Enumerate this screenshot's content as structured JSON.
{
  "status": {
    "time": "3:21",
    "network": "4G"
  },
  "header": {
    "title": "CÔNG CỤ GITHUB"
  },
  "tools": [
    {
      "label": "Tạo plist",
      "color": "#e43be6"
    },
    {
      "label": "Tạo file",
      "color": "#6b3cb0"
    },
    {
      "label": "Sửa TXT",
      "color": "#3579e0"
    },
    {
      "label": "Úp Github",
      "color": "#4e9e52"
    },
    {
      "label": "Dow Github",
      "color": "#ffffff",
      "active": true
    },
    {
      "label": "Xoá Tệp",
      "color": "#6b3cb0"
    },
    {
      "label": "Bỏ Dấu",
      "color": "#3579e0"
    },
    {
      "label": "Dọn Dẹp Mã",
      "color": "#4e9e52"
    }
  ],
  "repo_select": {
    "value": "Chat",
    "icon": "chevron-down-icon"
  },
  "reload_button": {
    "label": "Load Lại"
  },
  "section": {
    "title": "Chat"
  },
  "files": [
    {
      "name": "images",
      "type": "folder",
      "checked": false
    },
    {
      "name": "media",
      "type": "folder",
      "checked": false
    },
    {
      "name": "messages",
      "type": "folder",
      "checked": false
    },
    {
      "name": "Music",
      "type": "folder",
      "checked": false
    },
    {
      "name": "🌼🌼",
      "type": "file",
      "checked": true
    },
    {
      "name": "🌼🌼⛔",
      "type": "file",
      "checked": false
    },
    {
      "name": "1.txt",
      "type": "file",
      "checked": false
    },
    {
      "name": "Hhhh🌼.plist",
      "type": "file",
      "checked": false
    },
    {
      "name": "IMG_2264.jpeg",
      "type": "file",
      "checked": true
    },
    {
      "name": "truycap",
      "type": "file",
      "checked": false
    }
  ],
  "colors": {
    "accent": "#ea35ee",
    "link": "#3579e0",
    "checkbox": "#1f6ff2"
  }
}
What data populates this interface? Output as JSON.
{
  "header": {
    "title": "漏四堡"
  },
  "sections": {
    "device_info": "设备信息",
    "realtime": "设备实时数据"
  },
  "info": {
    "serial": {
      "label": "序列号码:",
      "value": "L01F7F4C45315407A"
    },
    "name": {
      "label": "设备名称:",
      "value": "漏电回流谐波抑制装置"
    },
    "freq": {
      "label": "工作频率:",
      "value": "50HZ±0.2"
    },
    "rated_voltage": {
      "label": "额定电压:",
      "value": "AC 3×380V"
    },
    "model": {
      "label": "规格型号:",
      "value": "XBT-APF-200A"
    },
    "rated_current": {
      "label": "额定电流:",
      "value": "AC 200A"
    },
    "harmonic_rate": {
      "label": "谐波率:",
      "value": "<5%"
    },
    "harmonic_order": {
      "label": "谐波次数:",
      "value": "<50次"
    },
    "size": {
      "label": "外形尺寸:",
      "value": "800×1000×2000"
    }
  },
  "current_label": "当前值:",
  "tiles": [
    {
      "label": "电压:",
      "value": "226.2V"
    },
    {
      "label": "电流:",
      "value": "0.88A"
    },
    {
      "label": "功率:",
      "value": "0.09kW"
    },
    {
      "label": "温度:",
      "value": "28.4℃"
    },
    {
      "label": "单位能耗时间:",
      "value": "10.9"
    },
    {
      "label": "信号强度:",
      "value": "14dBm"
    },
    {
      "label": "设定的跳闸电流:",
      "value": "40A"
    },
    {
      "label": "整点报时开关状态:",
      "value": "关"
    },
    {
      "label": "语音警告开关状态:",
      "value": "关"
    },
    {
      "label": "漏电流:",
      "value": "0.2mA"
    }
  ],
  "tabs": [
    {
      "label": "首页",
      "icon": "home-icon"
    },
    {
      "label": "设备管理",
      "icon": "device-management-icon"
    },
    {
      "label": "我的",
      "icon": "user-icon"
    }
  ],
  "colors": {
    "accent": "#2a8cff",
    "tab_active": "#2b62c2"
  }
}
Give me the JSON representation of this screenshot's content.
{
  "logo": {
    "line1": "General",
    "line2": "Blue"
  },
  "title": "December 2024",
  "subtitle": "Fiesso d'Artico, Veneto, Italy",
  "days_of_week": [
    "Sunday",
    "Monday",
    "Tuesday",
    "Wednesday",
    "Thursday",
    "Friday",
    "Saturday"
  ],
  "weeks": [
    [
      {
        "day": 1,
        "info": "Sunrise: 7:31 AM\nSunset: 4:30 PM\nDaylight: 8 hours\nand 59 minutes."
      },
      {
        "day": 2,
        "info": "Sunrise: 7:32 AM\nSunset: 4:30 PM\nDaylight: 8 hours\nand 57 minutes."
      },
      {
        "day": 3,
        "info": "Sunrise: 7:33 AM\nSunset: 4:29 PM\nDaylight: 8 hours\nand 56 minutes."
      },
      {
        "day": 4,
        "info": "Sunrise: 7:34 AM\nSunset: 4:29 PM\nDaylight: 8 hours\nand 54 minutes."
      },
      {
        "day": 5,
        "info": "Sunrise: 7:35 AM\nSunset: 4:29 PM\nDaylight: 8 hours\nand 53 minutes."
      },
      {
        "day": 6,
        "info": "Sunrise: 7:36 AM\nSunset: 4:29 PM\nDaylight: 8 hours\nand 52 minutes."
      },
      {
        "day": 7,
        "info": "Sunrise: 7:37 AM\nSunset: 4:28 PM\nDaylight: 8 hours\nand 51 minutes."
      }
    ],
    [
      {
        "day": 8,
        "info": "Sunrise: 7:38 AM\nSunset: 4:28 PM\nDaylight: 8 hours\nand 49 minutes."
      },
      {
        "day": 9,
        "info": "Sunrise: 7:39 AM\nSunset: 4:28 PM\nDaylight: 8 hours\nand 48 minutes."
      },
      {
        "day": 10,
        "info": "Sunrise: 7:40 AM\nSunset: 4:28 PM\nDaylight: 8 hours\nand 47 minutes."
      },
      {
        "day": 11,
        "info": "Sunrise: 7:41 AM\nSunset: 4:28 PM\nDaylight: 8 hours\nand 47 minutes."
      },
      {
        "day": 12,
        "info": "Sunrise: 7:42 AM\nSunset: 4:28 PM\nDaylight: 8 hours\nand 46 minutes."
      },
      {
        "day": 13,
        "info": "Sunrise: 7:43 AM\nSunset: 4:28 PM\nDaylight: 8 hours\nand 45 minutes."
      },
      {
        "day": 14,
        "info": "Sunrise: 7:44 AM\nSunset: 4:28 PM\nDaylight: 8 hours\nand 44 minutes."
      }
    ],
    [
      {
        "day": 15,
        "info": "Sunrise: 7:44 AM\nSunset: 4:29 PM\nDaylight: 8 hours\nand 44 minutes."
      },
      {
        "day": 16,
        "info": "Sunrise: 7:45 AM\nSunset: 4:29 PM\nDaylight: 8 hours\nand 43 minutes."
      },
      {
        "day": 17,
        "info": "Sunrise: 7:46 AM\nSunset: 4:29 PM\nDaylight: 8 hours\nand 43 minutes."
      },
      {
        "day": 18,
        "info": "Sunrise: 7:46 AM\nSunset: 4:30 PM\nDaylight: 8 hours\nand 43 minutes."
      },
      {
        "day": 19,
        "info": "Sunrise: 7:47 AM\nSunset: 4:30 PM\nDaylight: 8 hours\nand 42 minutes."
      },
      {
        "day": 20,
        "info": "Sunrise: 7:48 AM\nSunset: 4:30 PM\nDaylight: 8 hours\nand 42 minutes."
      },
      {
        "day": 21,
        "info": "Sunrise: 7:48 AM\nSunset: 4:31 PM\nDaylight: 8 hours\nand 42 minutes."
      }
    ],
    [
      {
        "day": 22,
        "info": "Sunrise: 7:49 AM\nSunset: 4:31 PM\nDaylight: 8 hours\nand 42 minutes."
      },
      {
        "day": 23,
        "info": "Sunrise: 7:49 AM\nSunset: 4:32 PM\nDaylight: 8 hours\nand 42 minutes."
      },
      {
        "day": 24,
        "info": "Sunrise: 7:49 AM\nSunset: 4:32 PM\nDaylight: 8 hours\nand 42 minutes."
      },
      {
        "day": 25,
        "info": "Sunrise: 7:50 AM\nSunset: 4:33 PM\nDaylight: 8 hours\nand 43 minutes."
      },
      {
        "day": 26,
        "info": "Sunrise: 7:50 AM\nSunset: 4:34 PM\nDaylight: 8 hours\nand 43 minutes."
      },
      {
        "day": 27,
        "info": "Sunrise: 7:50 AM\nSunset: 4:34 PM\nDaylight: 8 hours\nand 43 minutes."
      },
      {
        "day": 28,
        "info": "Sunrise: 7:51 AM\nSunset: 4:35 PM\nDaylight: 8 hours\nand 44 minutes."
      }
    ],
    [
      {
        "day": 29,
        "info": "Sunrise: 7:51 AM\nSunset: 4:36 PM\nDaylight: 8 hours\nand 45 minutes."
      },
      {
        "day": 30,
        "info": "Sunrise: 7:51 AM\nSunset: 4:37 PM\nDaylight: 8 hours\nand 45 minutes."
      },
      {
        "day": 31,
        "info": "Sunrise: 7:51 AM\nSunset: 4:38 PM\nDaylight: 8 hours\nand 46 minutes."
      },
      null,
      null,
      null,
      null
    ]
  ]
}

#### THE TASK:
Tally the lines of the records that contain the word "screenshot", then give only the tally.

#### WORKED SOLUTION:
2